Document Type

Thesis - Open Access

Award Date


Degree Name

Master of Science (MS)

Department / School


First Advisor

Darrell Napton


Burkina Faso, Farmer managed natural regeneration, Land management, Sustainability


Human actions such as overgrazing, the development of cities at the expense of forests, high intensity and poor agricultural management, and so forth, reduce the resources available for future generations. Because Earth has limited resources, it is important to judiciously use and manage natural resources. Human actions towards nature are the focus of my research in Africa. Increased demands for grazing, agriculture, and ecosystem services led some farmers in developing countries to use unsustainable practices, which may lead to low incomes and poor food nutrition for households. Farmer managed natural regeneration (FMNR) may be a solution to these issues. FMNR is a land restoration technique that consists of the protection and management of naturally regenerated trees to increase the value and quantity of woody vegetation in croplands. This increases food and wood production, farm income, and makes farmers more resilient to weather extremes. My research examines FMNR impacts in the Nord Plateau Mossi of Burkina Faso, where some farmers, men and women who till the land, work on or operate farmland, or make decisions about how a particular piece of farmland is used, were able to revegetate degraded lands. Few studies, however, show the impacts of FMNR on farmers’ lives. I wanted to know how FMNR affects soil productivity, household access to a variety of foods, and farmers’ income. To reach my objectives, I interviewed farmers in the study area to learn their motivations for choosing whether to adopt FMNR. In addition to providing motivations, the interviews provided information about how FMNR led to changes in families’ food and income. Additionally, I collected soil samples under trees and away from trees to assess their impact on soil fertility. The main findings of this research revealed that trees increased soil fertility by increasing soil carbon, organic matter, and nitrogen. Additionally, trees contribute 81 to 184 USD to household income per year. Trees also facilitates the obtaining of firewood, improves household access to a variety of foods, provides medicinal products, reduces wind speed, and keeps the soil moist. Tree leaves are used to fertilize croplands, make compost, and protect croplands from sunlight. Tree branches are used as poles for construction, wood for granaries, and fences. The findings of my research demonstrate an improvement in farmers’ lives and land which, in turn, can be used to educate other farmers to adopt FMNR to restore their degraded croplands, and thus contribute to the fight against poverty and hunger in Burkina Faso.

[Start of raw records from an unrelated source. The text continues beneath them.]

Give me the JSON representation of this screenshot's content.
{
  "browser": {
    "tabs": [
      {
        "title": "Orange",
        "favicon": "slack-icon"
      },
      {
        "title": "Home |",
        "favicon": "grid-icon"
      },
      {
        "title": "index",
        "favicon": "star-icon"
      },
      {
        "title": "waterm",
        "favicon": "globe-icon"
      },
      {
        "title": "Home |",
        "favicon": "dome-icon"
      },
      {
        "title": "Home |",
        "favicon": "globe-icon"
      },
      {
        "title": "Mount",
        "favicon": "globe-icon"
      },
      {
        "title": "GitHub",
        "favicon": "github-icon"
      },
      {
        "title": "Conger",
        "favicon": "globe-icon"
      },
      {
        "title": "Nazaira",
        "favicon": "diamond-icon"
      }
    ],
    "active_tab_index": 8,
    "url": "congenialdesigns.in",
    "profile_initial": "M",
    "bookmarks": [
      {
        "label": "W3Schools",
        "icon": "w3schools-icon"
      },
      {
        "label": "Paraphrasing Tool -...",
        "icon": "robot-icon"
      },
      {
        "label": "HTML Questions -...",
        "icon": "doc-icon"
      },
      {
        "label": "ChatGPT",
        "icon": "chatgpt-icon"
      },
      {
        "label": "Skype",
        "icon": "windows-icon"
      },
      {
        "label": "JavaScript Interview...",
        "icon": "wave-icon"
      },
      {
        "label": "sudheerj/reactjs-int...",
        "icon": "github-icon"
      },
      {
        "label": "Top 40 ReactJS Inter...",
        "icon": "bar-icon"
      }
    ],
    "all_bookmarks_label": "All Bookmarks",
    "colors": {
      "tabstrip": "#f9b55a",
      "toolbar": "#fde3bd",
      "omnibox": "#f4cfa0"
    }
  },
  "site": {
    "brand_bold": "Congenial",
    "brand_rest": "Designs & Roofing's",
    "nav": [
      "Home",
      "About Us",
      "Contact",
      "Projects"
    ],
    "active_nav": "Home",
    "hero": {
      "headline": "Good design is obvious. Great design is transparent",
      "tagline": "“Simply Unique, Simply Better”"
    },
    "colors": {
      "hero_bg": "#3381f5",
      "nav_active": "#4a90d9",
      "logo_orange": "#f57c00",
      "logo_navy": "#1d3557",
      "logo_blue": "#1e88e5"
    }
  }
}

Library of Congress Subject Headings

Natural resources -- Burkina Faso -- Management.
Forest regeneration -- Burkina Faso.
Environmental management -- Social aspects -- Burkina Faso.
Environmental management -- Economic aspects -- Burkina Faso.
Land use, Rural -- Burkina Faso.
Agriculture -- Environmental aspects -- Burkina Faso.
Sustainable agriculture -- Burkina Faso.
Restoration ecology.



Number of Pages



South Dakota State University



Rights Statement

In Copyright